<<<<

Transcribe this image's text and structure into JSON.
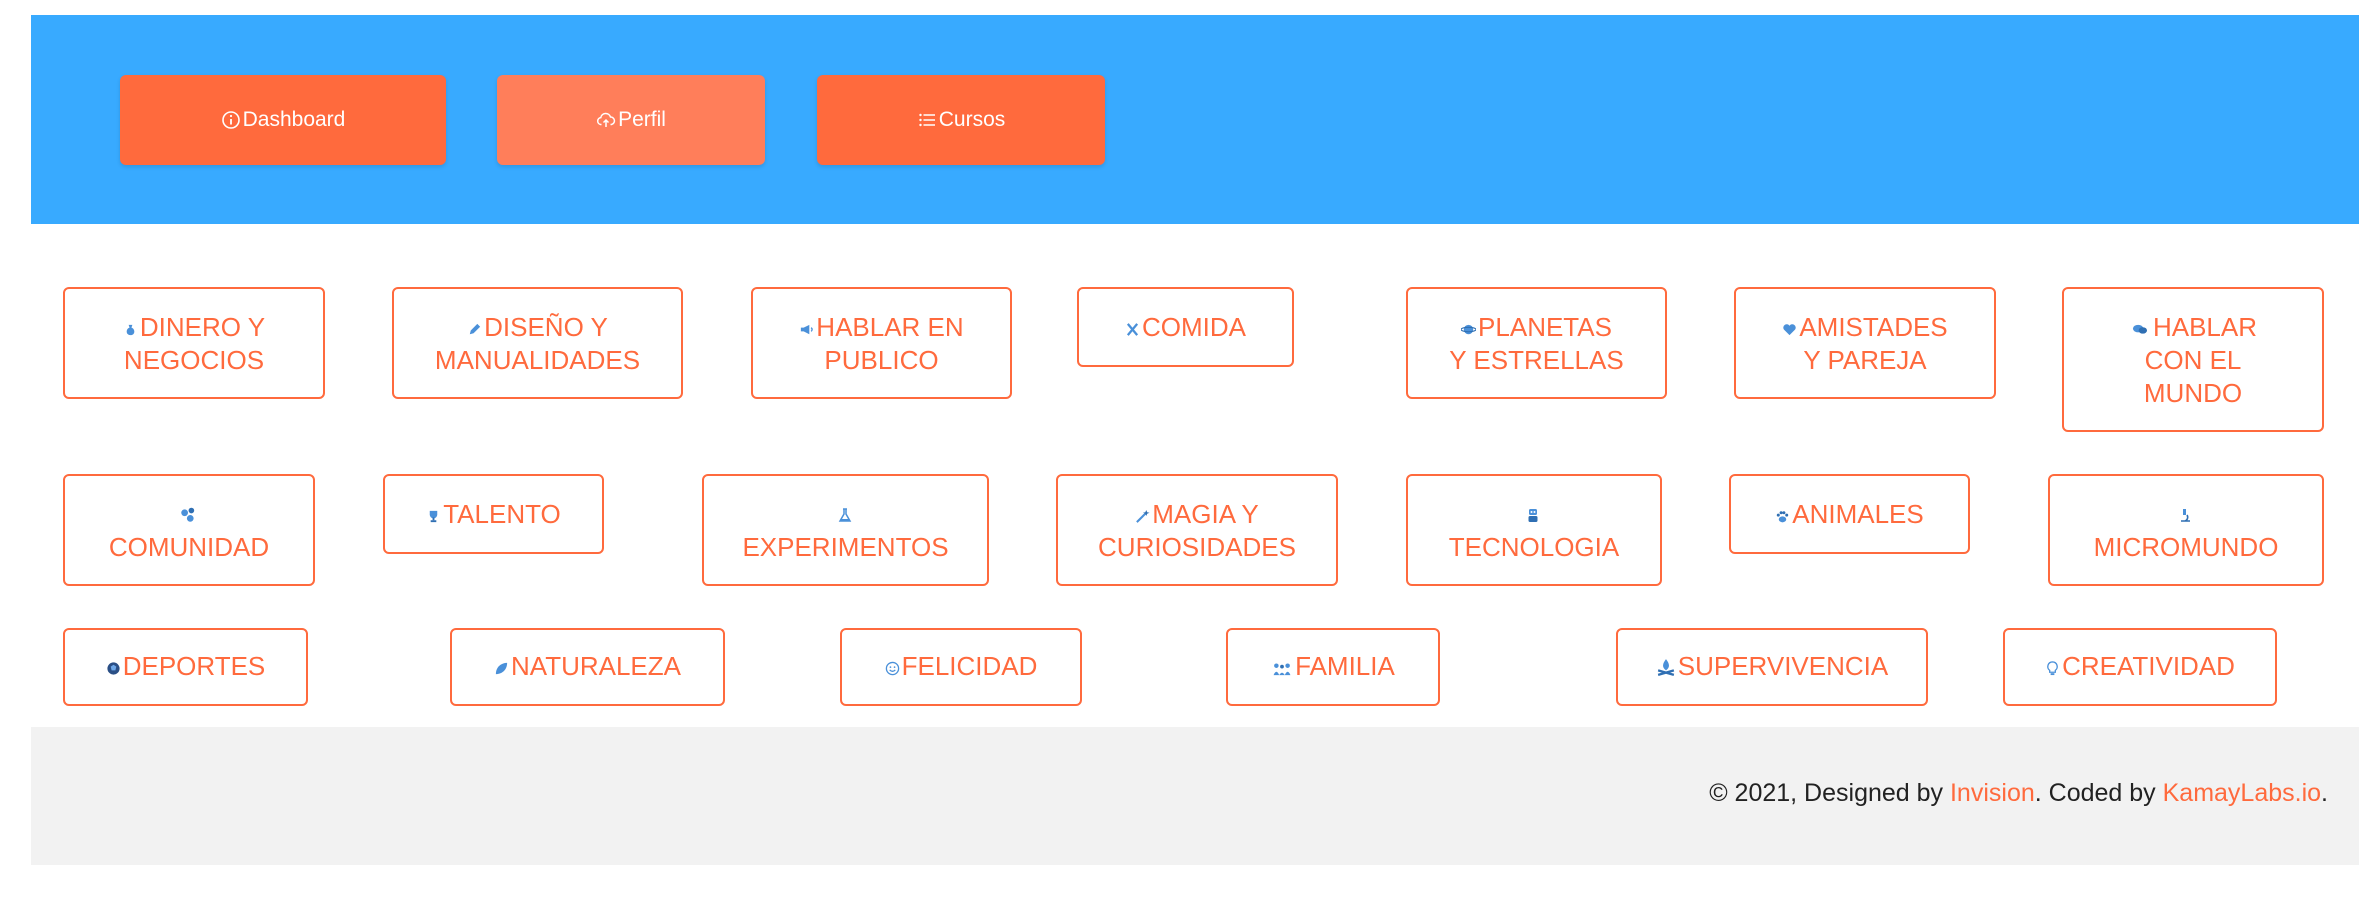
{
  "colors": {
    "header_bg": "#38aaff",
    "accent": "#ff6a3d",
    "accent_light": "#ff7e5a",
    "footer_bg": "#f2f2f2"
  },
  "nav": {
    "dashboard": {
      "label": "Dashboard",
      "icon": "info-icon"
    },
    "perfil": {
      "label": "Perfil",
      "icon": "cloud-upload-icon"
    },
    "cursos": {
      "label": "Cursos",
      "icon": "list-icon"
    }
  },
  "topics": {
    "dinero": {
      "line1": "DINERO Y",
      "line2": "NEGOCIOS",
      "icon": "money-bag-icon"
    },
    "diseno": {
      "line1": "DISEÑO Y",
      "line2": "MANUALIDADES",
      "icon": "pencil-icon"
    },
    "hablar": {
      "line1": "HABLAR EN",
      "line2": "PUBLICO",
      "icon": "megaphone-icon"
    },
    "comida": {
      "line1": "COMIDA",
      "icon": "utensils-icon"
    },
    "planetas": {
      "line1": "PLANETAS",
      "line2": "Y ESTRELLAS",
      "icon": "planet-icon"
    },
    "amistades": {
      "line1": "AMISTADES",
      "line2": "Y PAREJA",
      "icon": "heart-icon"
    },
    "hablar_mundo": {
      "line1": "HABLAR",
      "line2": "CON EL",
      "line3": "MUNDO",
      "icon": "speech-bubbles-icon"
    },
    "comunidad": {
      "line1": "COMUNIDAD",
      "icon": "community-icon"
    },
    "talento": {
      "line1": "TALENTO",
      "icon": "trophy-icon"
    },
    "experimentos": {
      "line1": "EXPERIMENTOS",
      "icon": "flask-icon"
    },
    "magia": {
      "line1": "MAGIA Y",
      "line2": "CURIOSIDADES",
      "icon": "magic-wand-icon"
    },
    "tecnologia": {
      "line1": "TECNOLOGIA",
      "icon": "robot-icon"
    },
    "animales": {
      "line1": "ANIMALES",
      "icon": "paw-icon"
    },
    "micromundo": {
      "line1": "MICROMUNDO",
      "icon": "microscope-icon"
    },
    "deportes": {
      "line1": "DEPORTES",
      "icon": "ball-icon"
    },
    "naturaleza": {
      "line1": "NATURALEZA",
      "icon": "leaf-icon"
    },
    "felicidad": {
      "line1": "FELICIDAD",
      "icon": "smile-icon"
    },
    "familia": {
      "line1": "FAMILIA",
      "icon": "family-icon"
    },
    "supervivencia": {
      "line1": "SUPERVIVENCIA",
      "icon": "campfire-icon"
    },
    "creatividad": {
      "line1": "CREATIVIDAD",
      "icon": "lightbulb-icon"
    }
  },
  "footer": {
    "prefix": "© 2021, Designed by ",
    "designer": "Invision",
    "middle": ". Coded by ",
    "coder": "KamayLabs.io",
    "suffix": "."
  }
}
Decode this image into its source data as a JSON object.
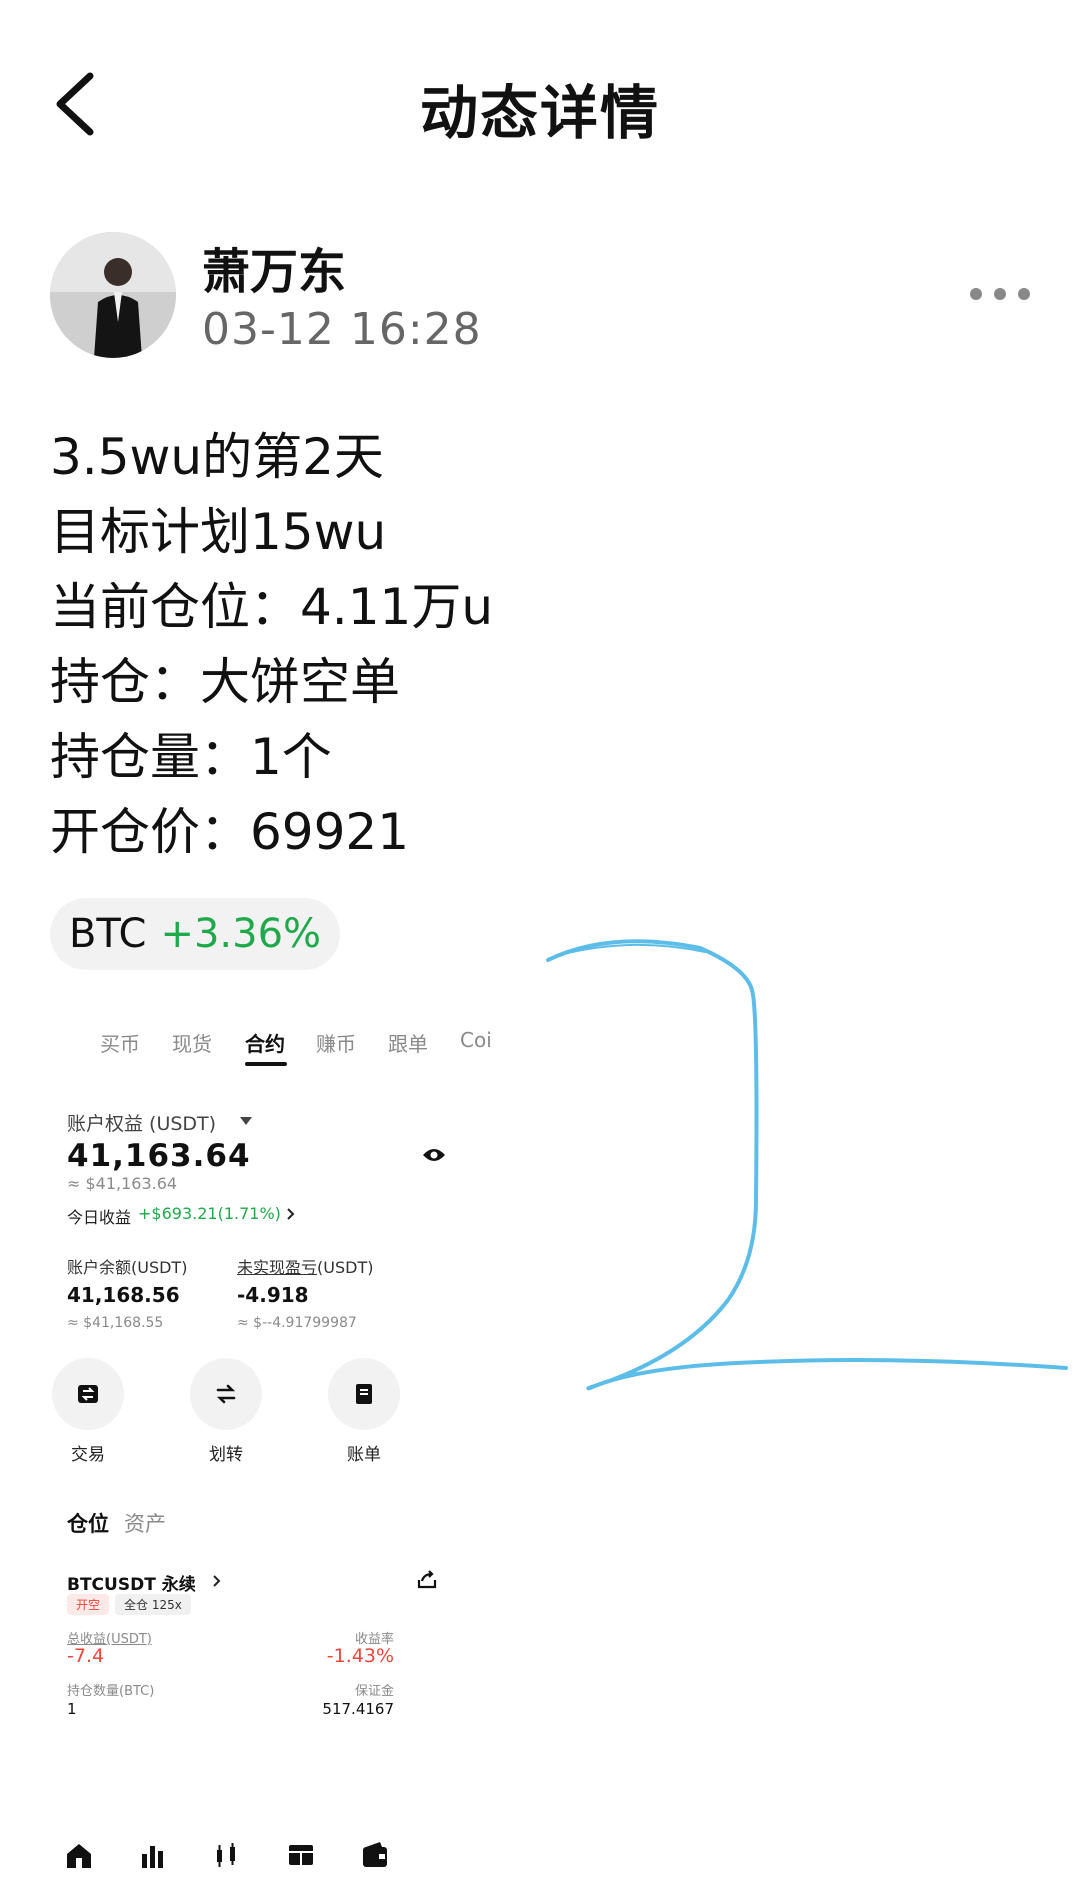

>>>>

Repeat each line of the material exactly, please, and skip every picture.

Transcribe this image's text and structure into JSON.
{
  "colors": {
    "header_bg": "#38aaff",
    "accent": "#ff6a3d",
    "accent_light": "#ff7e5a",
    "footer_bg": "#f2f2f2"
  },
  "nav": {
    "dashboard": {
      "label": "Dashboard",
      "icon": "info-icon"
    },
    "perfil": {
      "label": "Perfil",
      "icon": "cloud-upload-icon"
    },
    "cursos": {
      "label": "Cursos",
      "icon": "list-icon"
    }
  },
  "topics": {
    "dinero": {
      "line1": "DINERO Y",
      "line2": "NEGOCIOS",
      "icon": "money-bag-icon"
    },
    "diseno": {
      "line1": "DISEÑO Y",
      "line2": "MANUALIDADES",
      "icon": "pencil-icon"
    },
    "hablar": {
      "line1": "HABLAR EN",
      "line2": "PUBLICO",
      "icon": "megaphone-icon"
    },
    "comida": {
      "line1": "COMIDA",
      "icon": "utensils-icon"
    },
    "planetas": {
      "line1": "PLANETAS",
      "line2": "Y ESTRELLAS",
      "icon": "planet-icon"
    },
    "amistades": {
      "line1": "AMISTADES",
      "line2": "Y PAREJA",
      "icon": "heart-icon"
    },
    "hablar_mundo": {
      "line1": "HABLAR",
      "line2": "CON EL",
      "line3": "MUNDO",
      "icon": "speech-bubbles-icon"
    },
    "comunidad": {
      "line1": "COMUNIDAD",
      "icon": "community-icon"
    },
    "talento": {
      "line1": "TALENTO",
      "icon": "trophy-icon"
    },
    "experimentos": {
      "line1": "EXPERIMENTOS",
      "icon": "flask-icon"
    },
    "magia": {
      "line1": "MAGIA Y",
      "line2": "CURIOSIDADES",
      "icon": "magic-wand-icon"
    },
    "tecnologia": {
      "line1": "TECNOLOGIA",
      "icon": "robot-icon"
    },
    "animales": {
      "line1": "ANIMALES",
      "icon": "paw-icon"
    },
    "micromundo": {
      "line1": "MICROMUNDO",
      "icon": "microscope-icon"
    },
    "deportes": {
      "line1": "DEPORTES",
      "icon": "ball-icon"
    },
    "naturaleza": {
      "line1": "NATURALEZA",
      "icon": "leaf-icon"
    },
    "felicidad": {
      "line1": "FELICIDAD",
      "icon": "smile-icon"
    },
    "familia": {
      "line1": "FAMILIA",
      "icon": "family-icon"
    },
    "supervivencia": {
      "line1": "SUPERVIVENCIA",
      "icon": "campfire-icon"
    },
    "creatividad": {
      "line1": "CREATIVIDAD",
      "icon": "lightbulb-icon"
    }
  },
  "footer": {
    "prefix": "© 2021, Designed by ",
    "designer": "Invision",
    "middle": ". Coded by ",
    "coder": "KamayLabs.io",
    "suffix": "."
  }
}
Decode this image into its source data as a JSON object.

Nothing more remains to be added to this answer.